If you already have a slab of concrete that looks just perfect for your trampoline, fear not, we have a solution for that as well.
There are rock climbing anchors that are going to be perfect for this job.
You want the fancy ones that resist being pulled perpendicular. I recommend Petzel Coeur.
Use a masonry drill bit to drill a hole in the concrete. You’ll want a power-drill that has a hammer setting, to help get through the concrete.
Put the anchor in place, and tighten the bolt. This will make the bolt snug against the hole where you have just drilled the bolt.
Again, secure the frame of the trampoline with tie down rachet straps against the anchor.
How To Secure A Trampoline On A Deck
It can be difficult to secure a trampoline on a deck. It’s possible to use anchors directly onto the decking, but in heavy winds, your deck itself might be compromised as the anchors are pulled out of the decking.
One solution is to put the anchors underneath the decking into the soil. You would then use long tie down straps to come up through the gaps in the decking, to join up to the frame.
Be sure to use at least four anchors and tie down straps. Once these are in position, rachet them tight.

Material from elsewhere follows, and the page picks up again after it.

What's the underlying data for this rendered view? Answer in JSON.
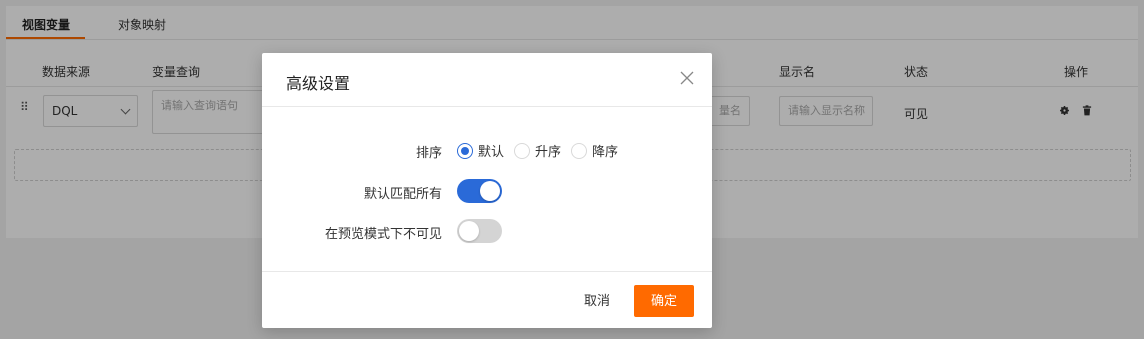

There are many good ways to secure a trampoline against high winds and hurricanes. Be sure to choose one that is suitable to your trampoline and likely wind speeds. A flying trampoline is not safe, and you should do everything you can to avoid it.